LINCOLN, Abraham (1809-1865). Autograph letter signed (''A. Lincoln''), with autograph postscript signed (''A.L.''), to J. S. Copes, Springfield, Illinois, 2 June 1858. 1 page, 8vo, two small ink burns on recipient's docket.
LINCOLN, Abraham (1809-1865). Autograph letter signed ("A. Lincoln"), with autograph postscript signed ("A.L."), to J. S. Copes, Springfield, Illinois, 2 June 1858. 1 page, 8vo, two small ink burns on recipient's docket.
"I MAKE NO CHARGE FOR WHAT I HAVE DONE"
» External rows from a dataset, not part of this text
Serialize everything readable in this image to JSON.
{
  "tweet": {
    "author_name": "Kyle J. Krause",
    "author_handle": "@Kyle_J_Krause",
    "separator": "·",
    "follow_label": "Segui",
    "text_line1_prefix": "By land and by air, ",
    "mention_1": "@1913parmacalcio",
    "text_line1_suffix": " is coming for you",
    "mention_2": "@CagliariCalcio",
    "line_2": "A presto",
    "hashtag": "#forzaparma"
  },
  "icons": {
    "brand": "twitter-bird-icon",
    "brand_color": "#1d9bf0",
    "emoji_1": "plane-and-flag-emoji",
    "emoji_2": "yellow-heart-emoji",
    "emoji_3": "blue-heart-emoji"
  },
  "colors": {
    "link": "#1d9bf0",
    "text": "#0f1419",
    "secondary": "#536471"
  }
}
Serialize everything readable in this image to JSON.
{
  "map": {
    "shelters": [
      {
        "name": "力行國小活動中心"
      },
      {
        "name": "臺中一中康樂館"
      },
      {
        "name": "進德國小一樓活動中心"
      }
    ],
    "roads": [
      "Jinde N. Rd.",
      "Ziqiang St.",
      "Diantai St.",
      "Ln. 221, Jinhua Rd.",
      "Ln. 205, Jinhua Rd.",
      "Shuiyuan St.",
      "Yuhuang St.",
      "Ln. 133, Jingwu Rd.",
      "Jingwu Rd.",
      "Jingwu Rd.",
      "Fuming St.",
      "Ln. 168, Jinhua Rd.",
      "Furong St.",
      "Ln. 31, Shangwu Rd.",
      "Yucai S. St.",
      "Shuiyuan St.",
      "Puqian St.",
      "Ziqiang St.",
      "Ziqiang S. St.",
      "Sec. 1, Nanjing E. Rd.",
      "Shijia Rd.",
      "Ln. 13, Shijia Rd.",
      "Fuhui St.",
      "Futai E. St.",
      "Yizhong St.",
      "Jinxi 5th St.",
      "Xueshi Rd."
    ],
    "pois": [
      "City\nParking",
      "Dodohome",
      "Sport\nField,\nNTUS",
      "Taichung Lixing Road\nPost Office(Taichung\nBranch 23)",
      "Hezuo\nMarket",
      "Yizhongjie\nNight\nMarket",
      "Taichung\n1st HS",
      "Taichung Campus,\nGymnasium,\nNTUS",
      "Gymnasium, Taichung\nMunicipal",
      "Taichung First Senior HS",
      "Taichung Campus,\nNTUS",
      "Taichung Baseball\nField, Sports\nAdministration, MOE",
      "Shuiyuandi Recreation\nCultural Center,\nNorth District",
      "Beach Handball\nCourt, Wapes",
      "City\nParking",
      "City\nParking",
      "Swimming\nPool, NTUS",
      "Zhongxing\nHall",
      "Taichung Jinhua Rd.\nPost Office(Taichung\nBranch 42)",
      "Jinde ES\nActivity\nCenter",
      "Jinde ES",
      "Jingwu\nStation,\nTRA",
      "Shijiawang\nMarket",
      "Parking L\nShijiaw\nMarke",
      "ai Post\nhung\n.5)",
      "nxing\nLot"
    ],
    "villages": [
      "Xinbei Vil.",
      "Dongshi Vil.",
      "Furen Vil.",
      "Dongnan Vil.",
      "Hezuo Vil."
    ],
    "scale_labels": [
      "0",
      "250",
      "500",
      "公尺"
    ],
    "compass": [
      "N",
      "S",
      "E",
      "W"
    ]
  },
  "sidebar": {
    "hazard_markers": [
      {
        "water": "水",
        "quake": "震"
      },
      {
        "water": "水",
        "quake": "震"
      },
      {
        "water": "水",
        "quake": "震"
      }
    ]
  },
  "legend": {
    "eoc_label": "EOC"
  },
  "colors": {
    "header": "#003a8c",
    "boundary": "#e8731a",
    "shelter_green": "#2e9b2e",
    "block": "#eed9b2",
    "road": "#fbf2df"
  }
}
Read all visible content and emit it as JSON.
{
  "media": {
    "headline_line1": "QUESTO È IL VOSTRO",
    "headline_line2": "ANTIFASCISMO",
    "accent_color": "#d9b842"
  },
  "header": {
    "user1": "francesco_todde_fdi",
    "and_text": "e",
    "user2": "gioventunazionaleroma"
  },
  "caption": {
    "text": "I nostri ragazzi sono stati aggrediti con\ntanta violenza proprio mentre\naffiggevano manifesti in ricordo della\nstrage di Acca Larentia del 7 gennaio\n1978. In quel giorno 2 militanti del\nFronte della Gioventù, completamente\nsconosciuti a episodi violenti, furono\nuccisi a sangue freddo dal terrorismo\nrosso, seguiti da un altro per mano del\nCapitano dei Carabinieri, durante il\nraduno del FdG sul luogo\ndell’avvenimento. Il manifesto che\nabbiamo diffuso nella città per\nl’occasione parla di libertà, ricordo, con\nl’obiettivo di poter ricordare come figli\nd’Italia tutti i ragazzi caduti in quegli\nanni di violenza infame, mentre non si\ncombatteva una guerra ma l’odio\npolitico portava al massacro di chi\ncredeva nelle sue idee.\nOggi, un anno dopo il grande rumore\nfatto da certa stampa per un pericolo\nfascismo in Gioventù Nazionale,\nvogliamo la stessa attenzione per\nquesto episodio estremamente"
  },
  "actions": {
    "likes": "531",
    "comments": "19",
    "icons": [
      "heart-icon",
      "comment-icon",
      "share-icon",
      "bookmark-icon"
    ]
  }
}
Lincoln does a bit of pro bono publico work on behalf of some orphaned children in the same month that he made his House Divided speech and launched his Senatorial campaign against Stephen Douglas. He is responding to Copes letter of 8 April 1858, asking whether he could determine whether the orphans had title to a parcel of land in Sangamon County owned by their deceased father, Abram Halsey, who died insolvent. The land may have been donated to the American Board for Foreign Missions. The orphans, Copes wrote, "need anything that may be justly theirs" and he believes Lincoln is "just the person to whom they can apply..." Here Lincoln tells Copes he has interviewed "Mr. J. A. Pickrell...in relation to the land once owned by Mr. Abram A. Halsey and Mr. E. Lane. Mr. Pickrell is an entirely reliable gentleman... He says the legal title to the land was wholly in Lane, though Halsey was the equitable owner of part of it. He says he personally knows that Lane sold and conveyed Halsey's part, and paid the proceeds to the Amer. Bd. Comrs. for Foreign Missions; and he always understood, and now believes, this was done by Mr. Halsey's direction. If so, and I have no doubt of it, this is the end of the matter." Then Lincoln adds a postscript along the left margin: "I make no charge for what I have done." Not in Basler.